Stan Douglas’s Luanda-Kinshasa recreates a hypothetical jazz-fusion session at the Church, Columbia Records’s famed studio on 30th Street in Manhattan. Douglas harnesses his usual depth of research and exacting production methods. In his pans of the studio, he employs outtakes and alternate views, another signature of his work, pointing our attention beyond the central narrative. Yet within this exhibition I found myself focusing more on the objects of the recreation than the symbolic potential of the free-jazz stylings being “discovered.” This aspect was possibly amplified for me by encountering Luanda-Kinshasa after a room of Babak Golkar’s reconfigured commodities from The Return Project. Here, Golkar buys objects from chain stores (say, Winners), documents them and then artfully reconfigures his purchase (taking a portion away to become a sculpture that he shows with the finished photographs), re-documents the altered commodity and finally returns the mutated object to the store with his original receipt. I was unable to shake off their fetish appeal and think abstractly through Douglas’s complex work, which utilizes materialist history to reveal social shifts, rather than enact a Möbius strip of consumptive behavior. Douglas’s thoughtful historic consideration became a well-decorated musical break rather than a marker of potential social change.
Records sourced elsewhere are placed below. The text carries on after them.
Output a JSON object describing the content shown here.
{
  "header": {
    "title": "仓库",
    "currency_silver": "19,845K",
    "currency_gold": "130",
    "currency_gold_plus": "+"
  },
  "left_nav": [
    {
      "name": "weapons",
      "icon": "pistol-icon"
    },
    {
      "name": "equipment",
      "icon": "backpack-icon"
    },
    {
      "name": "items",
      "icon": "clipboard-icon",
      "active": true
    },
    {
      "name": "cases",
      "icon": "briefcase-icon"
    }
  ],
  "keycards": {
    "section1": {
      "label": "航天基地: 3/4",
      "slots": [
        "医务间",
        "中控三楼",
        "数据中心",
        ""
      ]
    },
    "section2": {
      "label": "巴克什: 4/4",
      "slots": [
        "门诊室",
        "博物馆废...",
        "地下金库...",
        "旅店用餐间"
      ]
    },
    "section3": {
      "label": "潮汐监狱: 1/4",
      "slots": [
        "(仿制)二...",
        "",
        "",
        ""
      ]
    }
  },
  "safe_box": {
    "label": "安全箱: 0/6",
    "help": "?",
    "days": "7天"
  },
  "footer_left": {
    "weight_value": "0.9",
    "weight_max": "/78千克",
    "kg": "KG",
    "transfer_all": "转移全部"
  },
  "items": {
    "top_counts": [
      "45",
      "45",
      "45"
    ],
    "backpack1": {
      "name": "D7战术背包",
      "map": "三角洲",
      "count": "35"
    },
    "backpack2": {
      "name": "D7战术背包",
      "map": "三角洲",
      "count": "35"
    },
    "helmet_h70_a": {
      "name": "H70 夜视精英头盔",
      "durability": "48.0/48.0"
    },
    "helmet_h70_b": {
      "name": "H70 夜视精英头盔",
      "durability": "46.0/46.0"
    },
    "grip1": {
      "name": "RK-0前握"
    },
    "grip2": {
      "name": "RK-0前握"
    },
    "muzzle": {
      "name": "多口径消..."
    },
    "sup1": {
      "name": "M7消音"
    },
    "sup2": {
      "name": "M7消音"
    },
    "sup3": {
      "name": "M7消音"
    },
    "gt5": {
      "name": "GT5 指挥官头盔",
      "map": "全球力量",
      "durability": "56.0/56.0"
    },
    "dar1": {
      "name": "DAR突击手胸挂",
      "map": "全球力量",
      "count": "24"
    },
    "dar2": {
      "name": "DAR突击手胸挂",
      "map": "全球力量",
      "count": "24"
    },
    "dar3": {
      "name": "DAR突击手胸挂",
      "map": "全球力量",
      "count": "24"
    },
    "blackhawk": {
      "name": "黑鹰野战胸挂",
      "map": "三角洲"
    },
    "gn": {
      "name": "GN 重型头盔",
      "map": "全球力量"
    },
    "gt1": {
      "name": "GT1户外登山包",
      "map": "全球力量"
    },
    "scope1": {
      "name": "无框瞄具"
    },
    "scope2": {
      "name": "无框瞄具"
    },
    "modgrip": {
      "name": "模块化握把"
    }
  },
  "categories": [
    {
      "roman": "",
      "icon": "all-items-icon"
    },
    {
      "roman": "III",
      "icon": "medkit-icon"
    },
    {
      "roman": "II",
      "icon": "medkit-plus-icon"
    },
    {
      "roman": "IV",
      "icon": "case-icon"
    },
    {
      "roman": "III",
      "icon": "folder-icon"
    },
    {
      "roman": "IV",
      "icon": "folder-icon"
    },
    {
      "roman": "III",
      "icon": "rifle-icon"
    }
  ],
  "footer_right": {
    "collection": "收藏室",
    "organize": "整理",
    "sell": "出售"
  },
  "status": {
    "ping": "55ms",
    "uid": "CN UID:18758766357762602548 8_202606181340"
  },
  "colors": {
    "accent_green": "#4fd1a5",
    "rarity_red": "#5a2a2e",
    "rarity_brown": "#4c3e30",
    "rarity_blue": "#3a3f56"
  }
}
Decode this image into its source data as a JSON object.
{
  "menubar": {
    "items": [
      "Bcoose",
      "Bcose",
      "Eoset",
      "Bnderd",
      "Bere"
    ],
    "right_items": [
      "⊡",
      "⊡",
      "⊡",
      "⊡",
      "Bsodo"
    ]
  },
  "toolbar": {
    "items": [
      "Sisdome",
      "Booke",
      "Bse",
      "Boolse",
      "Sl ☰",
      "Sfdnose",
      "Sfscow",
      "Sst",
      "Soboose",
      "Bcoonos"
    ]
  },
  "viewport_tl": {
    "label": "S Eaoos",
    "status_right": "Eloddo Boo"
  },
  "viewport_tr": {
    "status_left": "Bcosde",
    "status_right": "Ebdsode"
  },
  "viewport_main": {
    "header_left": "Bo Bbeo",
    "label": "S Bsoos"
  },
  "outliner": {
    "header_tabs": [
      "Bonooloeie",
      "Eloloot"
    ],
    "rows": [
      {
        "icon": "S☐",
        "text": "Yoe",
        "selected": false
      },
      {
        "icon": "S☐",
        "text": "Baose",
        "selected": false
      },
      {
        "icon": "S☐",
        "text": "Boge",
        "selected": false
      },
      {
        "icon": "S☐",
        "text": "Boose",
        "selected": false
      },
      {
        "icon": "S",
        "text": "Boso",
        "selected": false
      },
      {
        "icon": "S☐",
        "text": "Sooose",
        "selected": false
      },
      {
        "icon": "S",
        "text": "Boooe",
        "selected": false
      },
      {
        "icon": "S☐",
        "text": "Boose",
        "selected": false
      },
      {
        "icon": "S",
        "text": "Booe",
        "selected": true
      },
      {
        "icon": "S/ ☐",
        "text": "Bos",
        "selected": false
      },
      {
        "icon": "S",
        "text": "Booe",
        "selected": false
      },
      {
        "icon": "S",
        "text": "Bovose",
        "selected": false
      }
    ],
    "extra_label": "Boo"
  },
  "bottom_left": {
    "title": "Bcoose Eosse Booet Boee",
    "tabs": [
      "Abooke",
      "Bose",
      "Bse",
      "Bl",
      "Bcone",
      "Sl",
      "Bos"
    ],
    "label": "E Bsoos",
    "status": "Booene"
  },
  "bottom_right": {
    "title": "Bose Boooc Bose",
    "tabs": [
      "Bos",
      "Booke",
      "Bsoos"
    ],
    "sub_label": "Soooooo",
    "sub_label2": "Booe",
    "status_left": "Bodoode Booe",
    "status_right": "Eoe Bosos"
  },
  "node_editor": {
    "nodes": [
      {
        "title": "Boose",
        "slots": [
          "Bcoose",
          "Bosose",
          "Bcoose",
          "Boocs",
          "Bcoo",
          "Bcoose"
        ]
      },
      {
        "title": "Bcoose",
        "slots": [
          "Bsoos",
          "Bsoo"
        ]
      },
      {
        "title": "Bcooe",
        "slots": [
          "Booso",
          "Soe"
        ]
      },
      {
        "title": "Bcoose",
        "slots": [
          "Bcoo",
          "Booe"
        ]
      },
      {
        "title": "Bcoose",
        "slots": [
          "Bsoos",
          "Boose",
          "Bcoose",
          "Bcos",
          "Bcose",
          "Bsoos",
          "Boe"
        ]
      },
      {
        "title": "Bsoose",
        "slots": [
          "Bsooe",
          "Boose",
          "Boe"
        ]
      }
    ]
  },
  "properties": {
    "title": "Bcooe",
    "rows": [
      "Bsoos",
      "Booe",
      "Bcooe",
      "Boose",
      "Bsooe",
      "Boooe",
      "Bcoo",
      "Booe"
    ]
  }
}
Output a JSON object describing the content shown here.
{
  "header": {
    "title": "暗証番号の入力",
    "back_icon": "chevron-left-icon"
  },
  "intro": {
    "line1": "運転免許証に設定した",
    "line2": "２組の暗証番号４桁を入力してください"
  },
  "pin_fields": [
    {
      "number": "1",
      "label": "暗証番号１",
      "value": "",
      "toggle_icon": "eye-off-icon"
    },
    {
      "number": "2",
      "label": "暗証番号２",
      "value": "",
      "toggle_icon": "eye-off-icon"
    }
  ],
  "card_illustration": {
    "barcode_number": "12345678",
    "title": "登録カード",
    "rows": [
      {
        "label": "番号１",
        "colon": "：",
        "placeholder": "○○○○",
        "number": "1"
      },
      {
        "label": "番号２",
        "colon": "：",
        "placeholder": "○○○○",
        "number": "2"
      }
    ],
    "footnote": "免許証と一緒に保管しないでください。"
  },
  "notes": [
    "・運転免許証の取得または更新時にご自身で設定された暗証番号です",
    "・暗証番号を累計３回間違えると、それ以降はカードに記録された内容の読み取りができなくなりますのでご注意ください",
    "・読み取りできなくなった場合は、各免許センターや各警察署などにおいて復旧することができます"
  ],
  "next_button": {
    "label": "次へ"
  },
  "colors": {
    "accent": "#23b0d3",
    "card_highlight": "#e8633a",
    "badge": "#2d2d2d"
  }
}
Brian Jungen and Duane Linklater’s film Modest Livelihood tracks the artists on a series of moose hunts in Northern British Columbia. The work is silent, with Jesse Cain’s cinematography capturing one rich vista after another. This subtle film was neighboured by Geoffrey James’s documentation of Kingston Penitentiary, including pictures capturing the prison’s designated “Aboriginal Grounds.” Within these images, James shares a moving and intimate material culture, yet, crowded into an overpopulated display these photographs of the inmates’ traditional rites read like documents of institutionally directed therapy. The inclusion of these Indigenous images may highlight these realities and bring attention to their respective issues, but for me the dialogue between the works came off as tokenistic and left room for viewers to lapse into racist generalizations that only perpetuated common misunderstandings of Indigenous oral history and ritual.
In the end, a general lack of attention to the abstract and aesthetic qualities of these works impaired their presentation. If by “residue” the show means the insistent presence of real-life problems in works of art, this grimy spectre appeared as a preoccupation with the didactic elements of near-documentary artworks. The lack of careful consideration to their autonomy and artfulness led to the foregrounding of social issues as their prime concern, leaving the works unable to communicate their full power. If art is to survive the insistence of addressing our time, it will need to affirm a little more space for its aesthetic form of debate.